*** Begin section ***

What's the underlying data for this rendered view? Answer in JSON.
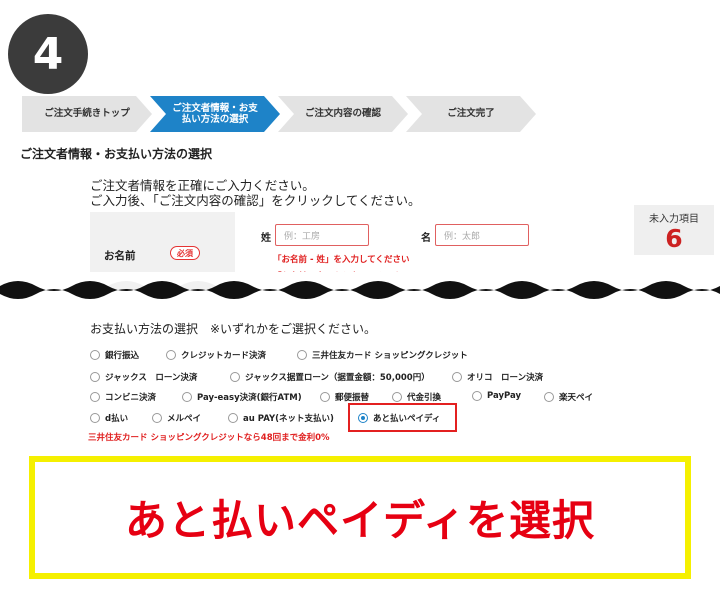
{
  "step_number": "4",
  "steps": [
    {
      "label": "ご注文手続きトップ",
      "state": "inactive"
    },
    {
      "label": "ご注文者情報・お支払い方法の選択",
      "state": "active"
    },
    {
      "label": "ご注文内容の確認",
      "state": "inactive"
    },
    {
      "label": "ご注文完了",
      "state": "inactive"
    }
  ],
  "section_title": "ご注文者情報・お支払い方法の選択",
  "intro": {
    "line1": "ご注文者情報を正確にご入力ください。",
    "line2": "ご入力後、「ご注文内容の確認」をクリックしてください。"
  },
  "remaining": {
    "label": "未入力項目",
    "count": "6"
  },
  "name_form": {
    "label": "お名前",
    "required_badge": "必須",
    "last_name_label": "姓",
    "last_name_placeholder": "例：工房",
    "first_name_label": "名",
    "first_name_placeholder": "例：太郎",
    "error_last": "「お名前 - 姓」を入力してください",
    "error_first": "「お名前 - 名」を入力してください"
  },
  "payment": {
    "title": "お支払い方法の選択　※いずれかをご選択ください。",
    "options": [
      {
        "label": "銀行振込",
        "checked": false
      },
      {
        "label": "クレジットカード決済",
        "checked": false
      },
      {
        "label": "三井住友カード ショッピングクレジット",
        "checked": false
      },
      {
        "label": "ジャックス　ローン決済",
        "checked": false
      },
      {
        "label": "ジャックス据置ローン（据置金額：50,000円）",
        "checked": false
      },
      {
        "label": "オリコ　ローン決済",
        "checked": false
      },
      {
        "label": "コンビニ決済",
        "checked": false
      },
      {
        "label": "Pay-easy決済(銀行ATM)",
        "checked": false
      },
      {
        "label": "郵便振替",
        "checked": false
      },
      {
        "label": "代金引換",
        "checked": false
      },
      {
        "label": "PayPay",
        "checked": false
      },
      {
        "label": "楽天ペイ",
        "checked": false
      },
      {
        "label": "d払い",
        "checked": false
      },
      {
        "label": "メルペイ",
        "checked": false
      },
      {
        "label": "au PAY(ネット支払い)",
        "checked": false
      },
      {
        "label": "あと払いペイディ",
        "checked": true
      }
    ],
    "promo": "三井住友カード ショッピングクレジットなら48回まで金利0%"
  },
  "callout": "あと払いペイディを選択",
  "colors": {
    "active_step": "#1e83c8",
    "error_red": "#e02020",
    "callout_border": "#f5f000",
    "callout_text": "#e60012"
  }
}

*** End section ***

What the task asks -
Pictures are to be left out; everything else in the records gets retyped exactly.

Finished task -
What's the underlying data for this rendered view? Answer in JSON.
{
  "step_number": "4",
  "steps": [
    {
      "label": "ご注文手続きトップ",
      "state": "inactive"
    },
    {
      "label": "ご注文者情報・お支払い方法の選択",
      "state": "active"
    },
    {
      "label": "ご注文内容の確認",
      "state": "inactive"
    },
    {
      "label": "ご注文完了",
      "state": "inactive"
    }
  ],
  "section_title": "ご注文者情報・お支払い方法の選択",
  "intro": {
    "line1": "ご注文者情報を正確にご入力ください。",
    "line2": "ご入力後、「ご注文内容の確認」をクリックしてください。"
  },
  "remaining": {
    "label": "未入力項目",
    "count": "6"
  },
  "name_form": {
    "label": "お名前",
    "required_badge": "必須",
    "last_name_label": "姓",
    "last_name_placeholder": "例：工房",
    "first_name_label": "名",
    "first_name_placeholder": "例：太郎",
    "error_last": "「お名前 - 姓」を入力してください",
    "error_first": "「お名前 - 名」を入力してください"
  },
  "payment": {
    "title": "お支払い方法の選択　※いずれかをご選択ください。",
    "options": [
      {
        "label": "銀行振込",
        "checked": false
      },
      {
        "label": "クレジットカード決済",
        "checked": false
      },
      {
        "label": "三井住友カード ショッピングクレジット",
        "checked": false
      },
      {
        "label": "ジャックス　ローン決済",
        "checked": false
      },
      {
        "label": "ジャックス据置ローン（据置金額：50,000円）",
        "checked": false
      },
      {
        "label": "オリコ　ローン決済",
        "checked": false
      },
      {
        "label": "コンビニ決済",
        "checked": false
      },
      {
        "label": "Pay-easy決済(銀行ATM)",
        "checked": false
      },
      {
        "label": "郵便振替",
        "checked": false
      },
      {
        "label": "代金引換",
        "checked": false
      },
      {
        "label": "PayPay",
        "checked": false
      },
      {
        "label": "楽天ペイ",
        "checked": false
      },
      {
        "label": "d払い",
        "checked": false
      },
      {
        "label": "メルペイ",
        "checked": false
      },
      {
        "label": "au PAY(ネット支払い)",
        "checked": false
      },
      {
        "label": "あと払いペイディ",
        "checked": true
      }
    ],
    "promo": "三井住友カード ショッピングクレジットなら48回まで金利0%"
  },
  "callout": "あと払いペイディを選択",
  "colors": {
    "active_step": "#1e83c8",
    "error_red": "#e02020",
    "callout_border": "#f5f000",
    "callout_text": "#e60012"
  }
}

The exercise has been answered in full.